--- START ---

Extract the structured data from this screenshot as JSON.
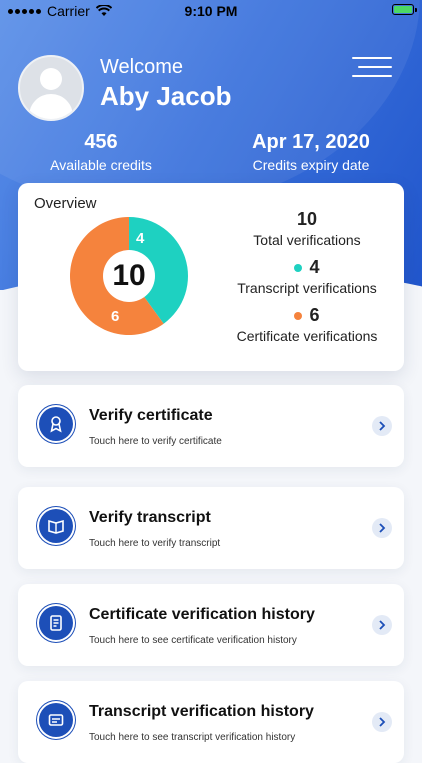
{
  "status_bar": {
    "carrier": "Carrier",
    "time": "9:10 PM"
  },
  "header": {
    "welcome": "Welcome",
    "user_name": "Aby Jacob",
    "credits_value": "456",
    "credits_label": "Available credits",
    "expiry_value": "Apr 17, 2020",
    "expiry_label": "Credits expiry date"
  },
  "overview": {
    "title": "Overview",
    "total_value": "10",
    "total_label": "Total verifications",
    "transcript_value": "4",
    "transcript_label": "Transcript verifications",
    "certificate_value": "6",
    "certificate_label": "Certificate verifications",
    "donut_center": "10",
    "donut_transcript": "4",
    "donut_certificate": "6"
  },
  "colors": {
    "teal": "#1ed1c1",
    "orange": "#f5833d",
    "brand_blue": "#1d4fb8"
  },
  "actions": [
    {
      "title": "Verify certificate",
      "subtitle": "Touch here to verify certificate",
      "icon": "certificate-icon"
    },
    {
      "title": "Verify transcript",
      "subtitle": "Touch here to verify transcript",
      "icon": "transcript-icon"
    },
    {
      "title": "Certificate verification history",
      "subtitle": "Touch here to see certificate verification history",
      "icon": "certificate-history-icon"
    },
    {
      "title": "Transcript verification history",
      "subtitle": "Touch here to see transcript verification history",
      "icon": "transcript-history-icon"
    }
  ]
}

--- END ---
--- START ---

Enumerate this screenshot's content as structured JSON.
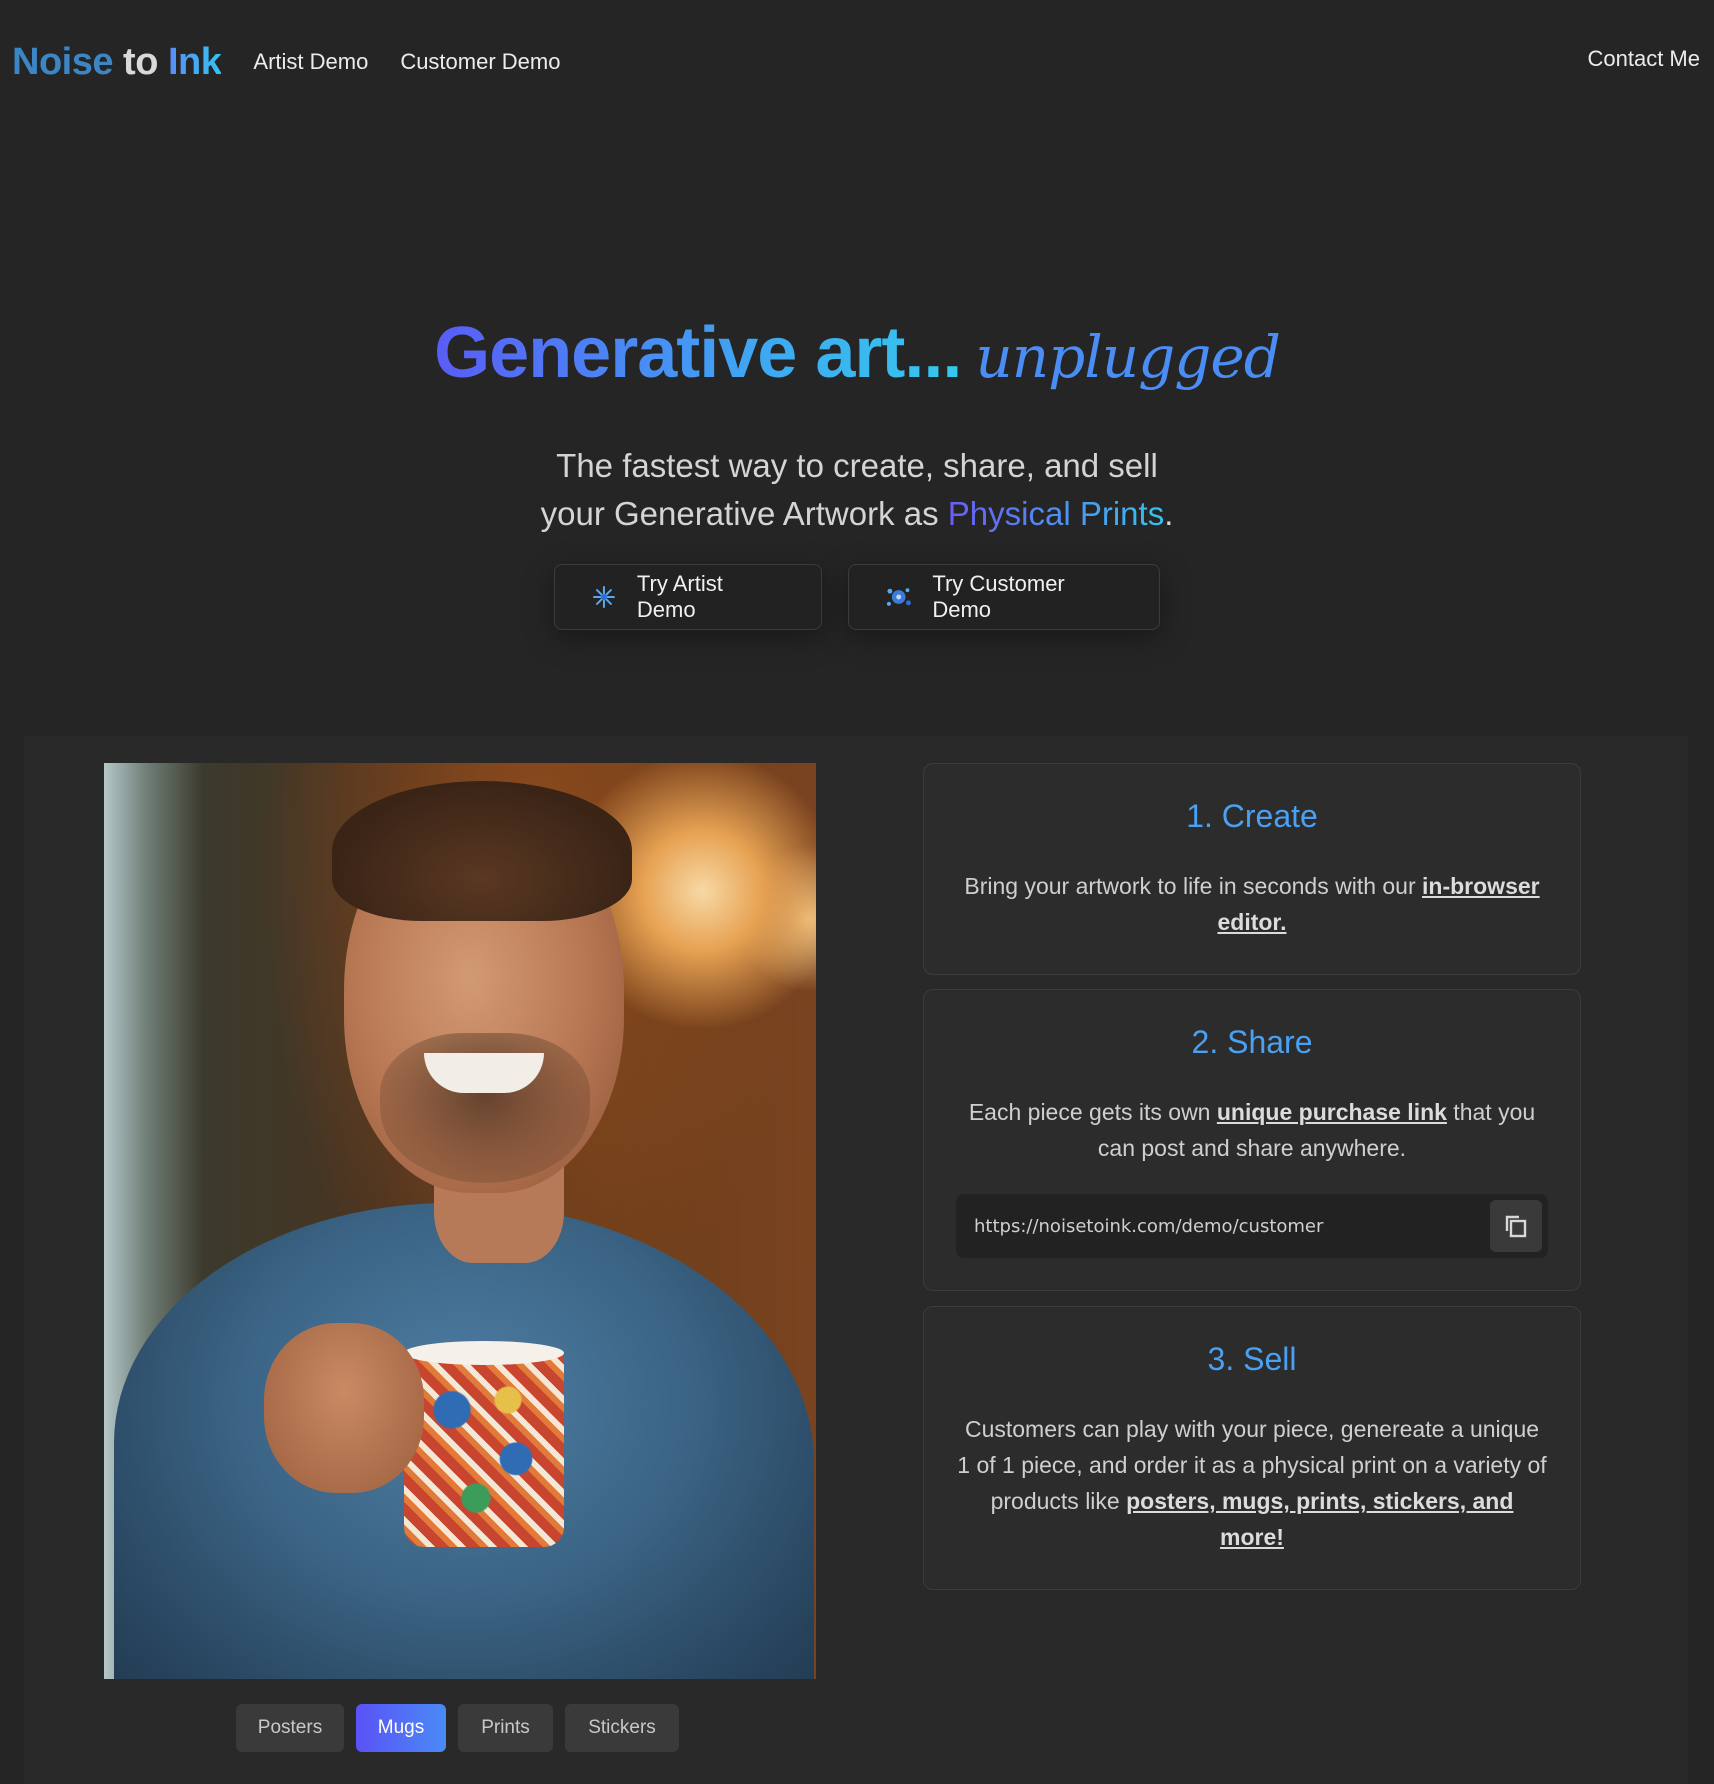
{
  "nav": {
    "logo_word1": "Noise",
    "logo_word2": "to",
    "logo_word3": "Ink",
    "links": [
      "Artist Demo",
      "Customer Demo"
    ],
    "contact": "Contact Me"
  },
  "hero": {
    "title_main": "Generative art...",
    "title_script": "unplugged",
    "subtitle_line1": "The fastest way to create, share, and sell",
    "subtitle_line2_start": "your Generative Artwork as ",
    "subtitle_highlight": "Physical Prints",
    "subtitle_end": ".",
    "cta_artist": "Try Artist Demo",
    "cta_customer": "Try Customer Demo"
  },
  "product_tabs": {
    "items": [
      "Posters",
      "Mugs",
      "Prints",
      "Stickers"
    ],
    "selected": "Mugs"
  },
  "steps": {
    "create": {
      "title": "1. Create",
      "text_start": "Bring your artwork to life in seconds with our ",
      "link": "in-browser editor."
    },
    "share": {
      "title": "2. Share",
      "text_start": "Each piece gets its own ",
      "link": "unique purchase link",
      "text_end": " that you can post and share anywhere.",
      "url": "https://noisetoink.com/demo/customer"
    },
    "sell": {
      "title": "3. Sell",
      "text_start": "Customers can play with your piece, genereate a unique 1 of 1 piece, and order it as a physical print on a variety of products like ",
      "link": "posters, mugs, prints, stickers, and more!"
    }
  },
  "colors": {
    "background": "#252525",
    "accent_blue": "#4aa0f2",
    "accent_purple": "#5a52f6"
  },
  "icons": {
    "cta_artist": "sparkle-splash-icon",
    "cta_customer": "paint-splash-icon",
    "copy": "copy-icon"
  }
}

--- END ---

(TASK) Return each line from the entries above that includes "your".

(PROBLEM SOLUTION)
    "subtitle_line2_start": "your Generative Artwork as ",
      "text_start": "Bring your artwork to life in seconds with our ",
      "text_start": "Customers can play with your piece, genereate a unique 1 of 1 piece, and order it as a physical print on a variety of products like ",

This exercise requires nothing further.